──────── Records for the task ────────

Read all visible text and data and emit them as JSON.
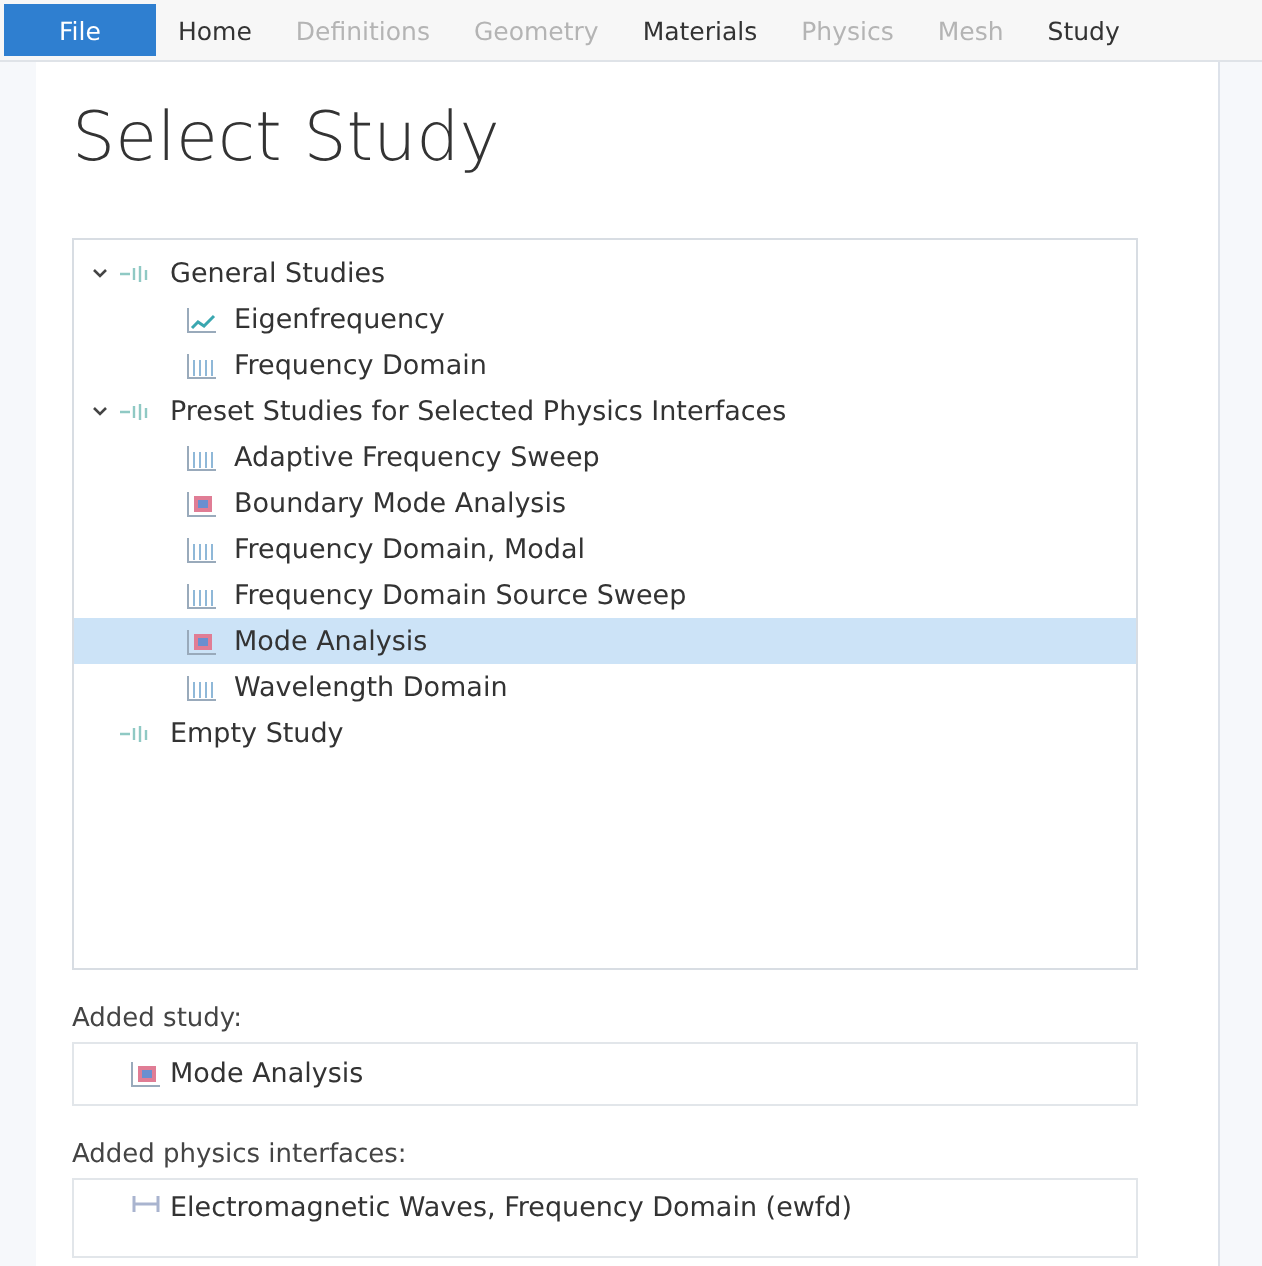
{
  "ribbon_tabs": [
    {
      "label": "File",
      "kind": "file"
    },
    {
      "label": "Home",
      "kind": "tab",
      "disabled": false
    },
    {
      "label": "Definitions",
      "kind": "tab",
      "disabled": true
    },
    {
      "label": "Geometry",
      "kind": "tab",
      "disabled": true
    },
    {
      "label": "Materials",
      "kind": "tab",
      "disabled": false
    },
    {
      "label": "Physics",
      "kind": "tab",
      "disabled": true
    },
    {
      "label": "Mesh",
      "kind": "tab",
      "disabled": true
    },
    {
      "label": "Study",
      "kind": "tab",
      "disabled": false
    }
  ],
  "title": "Select Study",
  "tree": [
    {
      "label": "General Studies",
      "kind": "group",
      "expanded": true,
      "selected": false,
      "children": [
        {
          "label": "Eigenfrequency",
          "kind": "eigen",
          "selected": false
        },
        {
          "label": "Frequency Domain",
          "kind": "sweep",
          "selected": false
        }
      ]
    },
    {
      "label": "Preset Studies for Selected Physics Interfaces",
      "kind": "group",
      "expanded": true,
      "selected": false,
      "children": [
        {
          "label": "Adaptive Frequency Sweep",
          "kind": "sweep",
          "selected": false
        },
        {
          "label": "Boundary Mode Analysis",
          "kind": "mode",
          "selected": false
        },
        {
          "label": "Frequency Domain, Modal",
          "kind": "sweep",
          "selected": false
        },
        {
          "label": "Frequency Domain Source Sweep",
          "kind": "sweep",
          "selected": false
        },
        {
          "label": "Mode Analysis",
          "kind": "mode",
          "selected": true
        },
        {
          "label": "Wavelength Domain",
          "kind": "sweep",
          "selected": false
        }
      ]
    },
    {
      "label": "Empty Study",
      "kind": "group",
      "selected": false
    }
  ],
  "added_study": {
    "label": "Added study:",
    "item": {
      "label": "Mode Analysis",
      "kind": "mode"
    }
  },
  "added_physics": {
    "label": "Added physics interfaces:",
    "item": {
      "label": "Electromagnetic Waves, Frequency Domain (ewfd)",
      "kind": "physics"
    }
  }
}
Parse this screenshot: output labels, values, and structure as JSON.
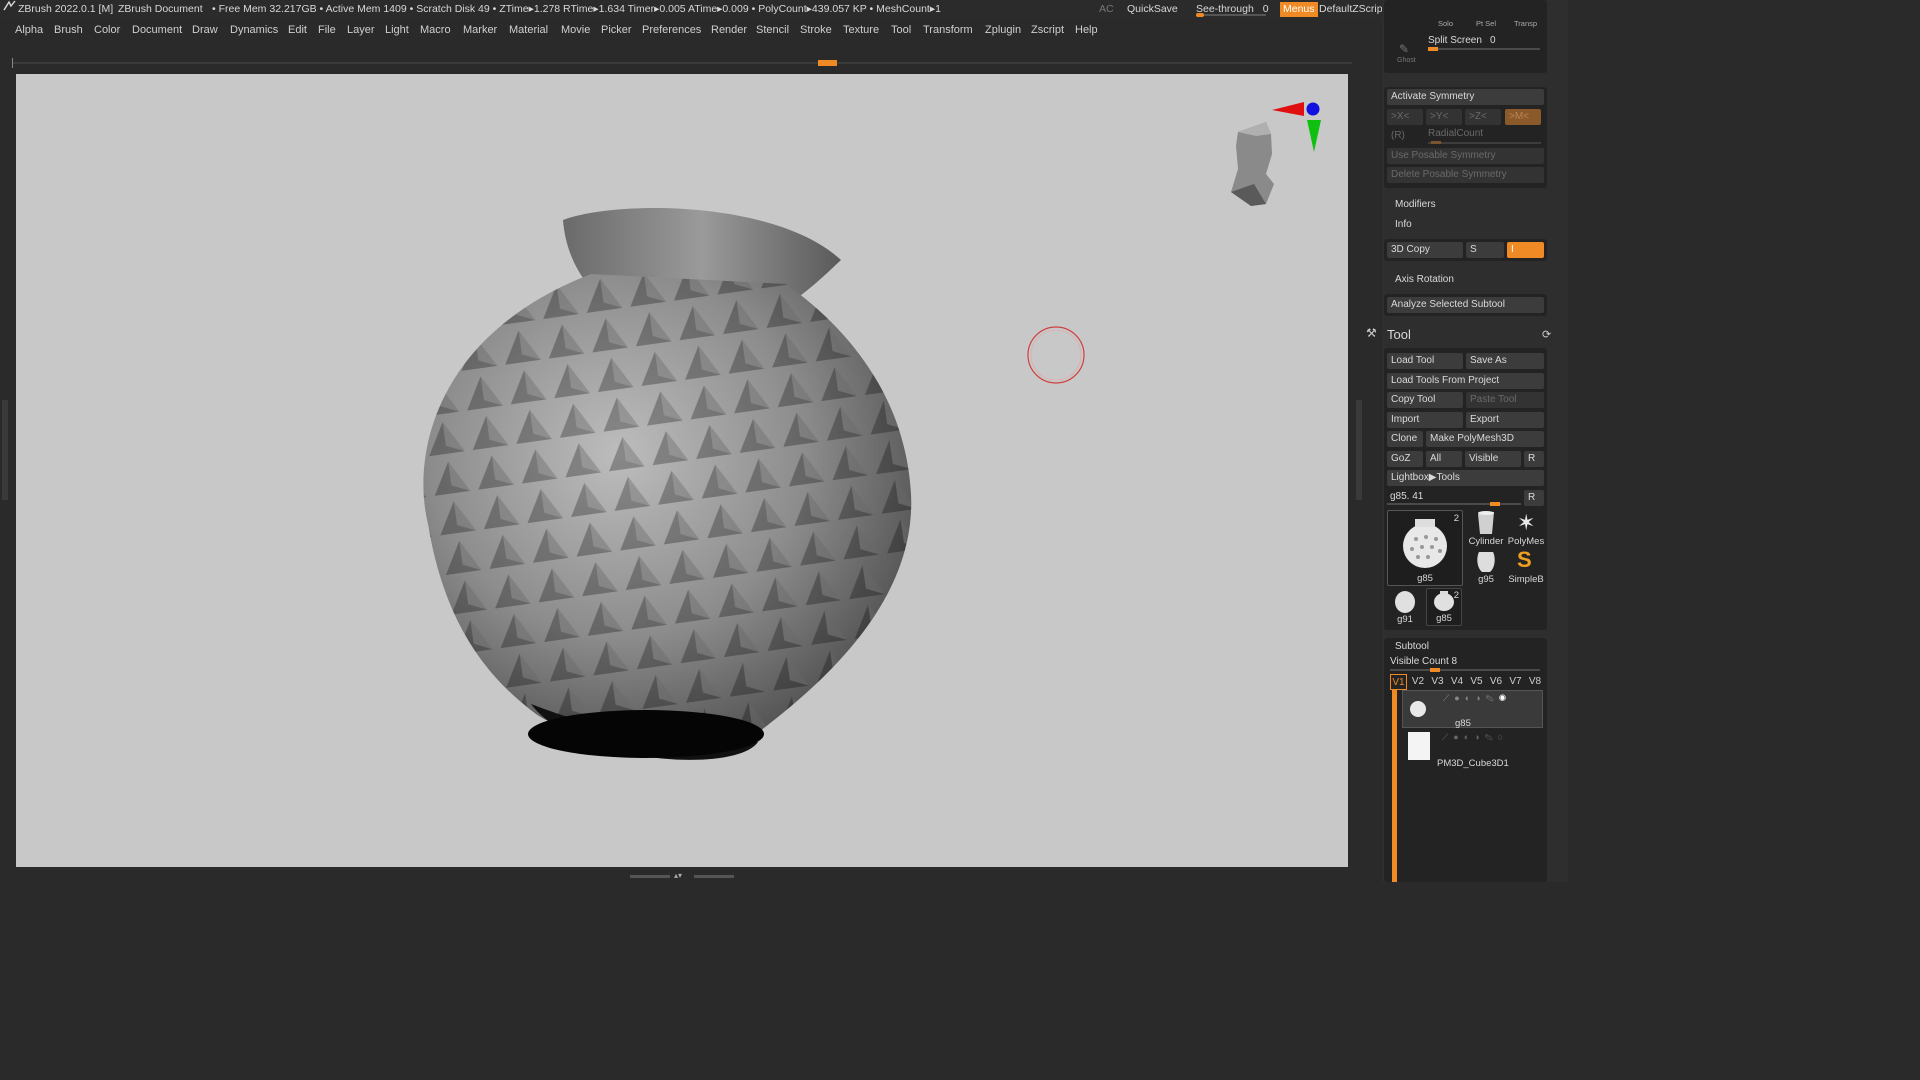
{
  "titlebar": {
    "app": "ZBrush 2022.0.1 [M]",
    "doc": "ZBrush Document",
    "stats": "• Free Mem 32.217GB • Active Mem 1409 • Scratch Disk 49 •  ZTime▸1.278 RTime▸1.634 Timer▸0.005 ATime▸0.009 • PolyCount▸439.057 KP  • MeshCount▸1",
    "ac": "AC",
    "quicksave": "QuickSave",
    "seethrough": "See-through",
    "seethrough_value": "0",
    "menus": "Menus",
    "script": "DefaultZScript"
  },
  "menubar": [
    "Alpha",
    "Brush",
    "Color",
    "Document",
    "Draw",
    "Dynamics",
    "Edit",
    "File",
    "Layer",
    "Light",
    "Macro",
    "Marker",
    "Material",
    "Movie",
    "Picker",
    "Preferences",
    "Render",
    "Stencil",
    "Stroke",
    "Texture",
    "Tool",
    "Transform",
    "Zplugin",
    "Zscript",
    "Help"
  ],
  "panel": {
    "solo": "Solo",
    "ptsel": "Pt Sel",
    "transp": "Transp",
    "ghost": "Ghost",
    "split_screen": "Split Screen",
    "split_screen_value": "0",
    "activate_symmetry": "Activate Symmetry",
    "sym_x": ">X<",
    "sym_y": ">Y<",
    "sym_z": ">Z<",
    "sym_m": ">M<",
    "sym_r": "(R)",
    "radial_count": "RadialCount",
    "use_posable": "Use Posable Symmetry",
    "delete_posable": "Delete Posable Symmetry",
    "modifiers": "Modifiers",
    "info": "Info",
    "copy3d": "3D Copy",
    "copy3d_s": "S",
    "copy3d_i": "I",
    "axis_rotation": "Axis Rotation",
    "analyze": "Analyze Selected Subtool"
  },
  "tool": {
    "title": "Tool",
    "load_tool": "Load Tool",
    "save_as": "Save As",
    "load_from_project": "Load Tools From Project",
    "copy_tool": "Copy Tool",
    "paste_tool": "Paste Tool",
    "import": "Import",
    "export": "Export",
    "clone": "Clone",
    "make_polymesh": "Make PolyMesh3D",
    "goz": "GoZ",
    "all": "All",
    "visible": "Visible",
    "r": "R",
    "lightbox": "Lightbox▶Tools",
    "current_tool": "g85. 41",
    "current_r": "R",
    "thumbs": [
      {
        "label": "g85",
        "count": "2"
      },
      {
        "label": "Cylinder"
      },
      {
        "label": "PolyMes"
      },
      {
        "label": "g95"
      },
      {
        "label": "SimpleB"
      },
      {
        "label": "g91"
      },
      {
        "label": "g85",
        "count": "2"
      }
    ]
  },
  "subtool": {
    "title": "Subtool",
    "visible_count": "Visible Count 8",
    "tabs": [
      "V1",
      "V2",
      "V3",
      "V4",
      "V5",
      "V6",
      "V7",
      "V8"
    ],
    "items": [
      {
        "name": "g85"
      },
      {
        "name": "PM3D_Cube3D1"
      }
    ]
  },
  "colors": {
    "accent": "#f08a24",
    "canvas_bg": "#c8c8c8",
    "panel_bg": "#2e2e2e",
    "cursor_ring": "#d04040"
  }
}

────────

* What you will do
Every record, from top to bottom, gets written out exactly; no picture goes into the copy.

* Final answer
Read all visible text and data and emit them as JSON.
{
  "ribbon_tabs": [
    {
      "label": "File",
      "kind": "file"
    },
    {
      "label": "Home",
      "kind": "tab",
      "disabled": false
    },
    {
      "label": "Definitions",
      "kind": "tab",
      "disabled": true
    },
    {
      "label": "Geometry",
      "kind": "tab",
      "disabled": true
    },
    {
      "label": "Materials",
      "kind": "tab",
      "disabled": false
    },
    {
      "label": "Physics",
      "kind": "tab",
      "disabled": true
    },
    {
      "label": "Mesh",
      "kind": "tab",
      "disabled": true
    },
    {
      "label": "Study",
      "kind": "tab",
      "disabled": false
    }
  ],
  "title": "Select Study",
  "tree": [
    {
      "label": "General Studies",
      "kind": "group",
      "expanded": true,
      "selected": false,
      "children": [
        {
          "label": "Eigenfrequency",
          "kind": "eigen",
          "selected": false
        },
        {
          "label": "Frequency Domain",
          "kind": "sweep",
          "selected": false
        }
      ]
    },
    {
      "label": "Preset Studies for Selected Physics Interfaces",
      "kind": "group",
      "expanded": true,
      "selected": false,
      "children": [
        {
          "label": "Adaptive Frequency Sweep",
          "kind": "sweep",
          "selected": false
        },
        {
          "label": "Boundary Mode Analysis",
          "kind": "mode",
          "selected": false
        },
        {
          "label": "Frequency Domain, Modal",
          "kind": "sweep",
          "selected": false
        },
        {
          "label": "Frequency Domain Source Sweep",
          "kind": "sweep",
          "selected": false
        },
        {
          "label": "Mode Analysis",
          "kind": "mode",
          "selected": true
        },
        {
          "label": "Wavelength Domain",
          "kind": "sweep",
          "selected": false
        }
      ]
    },
    {
      "label": "Empty Study",
      "kind": "group",
      "selected": false
    }
  ],
  "added_study": {
    "label": "Added study:",
    "item": {
      "label": "Mode Analysis",
      "kind": "mode"
    }
  },
  "added_physics": {
    "label": "Added physics interfaces:",
    "item": {
      "label": "Electromagnetic Waves, Frequency Domain (ewfd)",
      "kind": "physics"
    }
  }
}
Parse this screenshot: output labels, values, and structure as JSON.
{
  "titlebar": {
    "app": "ZBrush 2022.0.1 [M]",
    "doc": "ZBrush Document",
    "stats": "• Free Mem 32.217GB • Active Mem 1409 • Scratch Disk 49 •  ZTime▸1.278 RTime▸1.634 Timer▸0.005 ATime▸0.009 • PolyCount▸439.057 KP  • MeshCount▸1",
    "ac": "AC",
    "quicksave": "QuickSave",
    "seethrough": "See-through",
    "seethrough_value": "0",
    "menus": "Menus",
    "script": "DefaultZScript"
  },
  "menubar": [
    "Alpha",
    "Brush",
    "Color",
    "Document",
    "Draw",
    "Dynamics",
    "Edit",
    "File",
    "Layer",
    "Light",
    "Macro",
    "Marker",
    "Material",
    "Movie",
    "Picker",
    "Preferences",
    "Render",
    "Stencil",
    "Stroke",
    "Texture",
    "Tool",
    "Transform",
    "Zplugin",
    "Zscript",
    "Help"
  ],
  "panel": {
    "solo": "Solo",
    "ptsel": "Pt Sel",
    "transp": "Transp",
    "ghost": "Ghost",
    "split_screen": "Split Screen",
    "split_screen_value": "0",
    "activate_symmetry": "Activate Symmetry",
    "sym_x": ">X<",
    "sym_y": ">Y<",
    "sym_z": ">Z<",
    "sym_m": ">M<",
    "sym_r": "(R)",
    "radial_count": "RadialCount",
    "use_posable": "Use Posable Symmetry",
    "delete_posable": "Delete Posable Symmetry",
    "modifiers": "Modifiers",
    "info": "Info",
    "copy3d": "3D Copy",
    "copy3d_s": "S",
    "copy3d_i": "I",
    "axis_rotation": "Axis Rotation",
    "analyze": "Analyze Selected Subtool"
  },
  "tool": {
    "title": "Tool",
    "load_tool": "Load Tool",
    "save_as": "Save As",
    "load_from_project": "Load Tools From Project",
    "copy_tool": "Copy Tool",
    "paste_tool": "Paste Tool",
    "import": "Import",
    "export": "Export",
    "clone": "Clone",
    "make_polymesh": "Make PolyMesh3D",
    "goz": "GoZ",
    "all": "All",
    "visible": "Visible",
    "r": "R",
    "lightbox": "Lightbox▶Tools",
    "current_tool": "g85. 41",
    "current_r": "R",
    "thumbs": [
      {
        "label": "g85",
        "count": "2"
      },
      {
        "label": "Cylinder"
      },
      {
        "label": "PolyMes"
      },
      {
        "label": "g95"
      },
      {
        "label": "SimpleB"
      },
      {
        "label": "g91"
      },
      {
        "label": "g85",
        "count": "2"
      }
    ]
  },
  "subtool": {
    "title": "Subtool",
    "visible_count": "Visible Count 8",
    "tabs": [
      "V1",
      "V2",
      "V3",
      "V4",
      "V5",
      "V6",
      "V7",
      "V8"
    ],
    "items": [
      {
        "name": "g85"
      },
      {
        "name": "PM3D_Cube3D1"
      }
    ]
  },
  "colors": {
    "accent": "#f08a24",
    "canvas_bg": "#c8c8c8",
    "panel_bg": "#2e2e2e",
    "cursor_ring": "#d04040"
  }
}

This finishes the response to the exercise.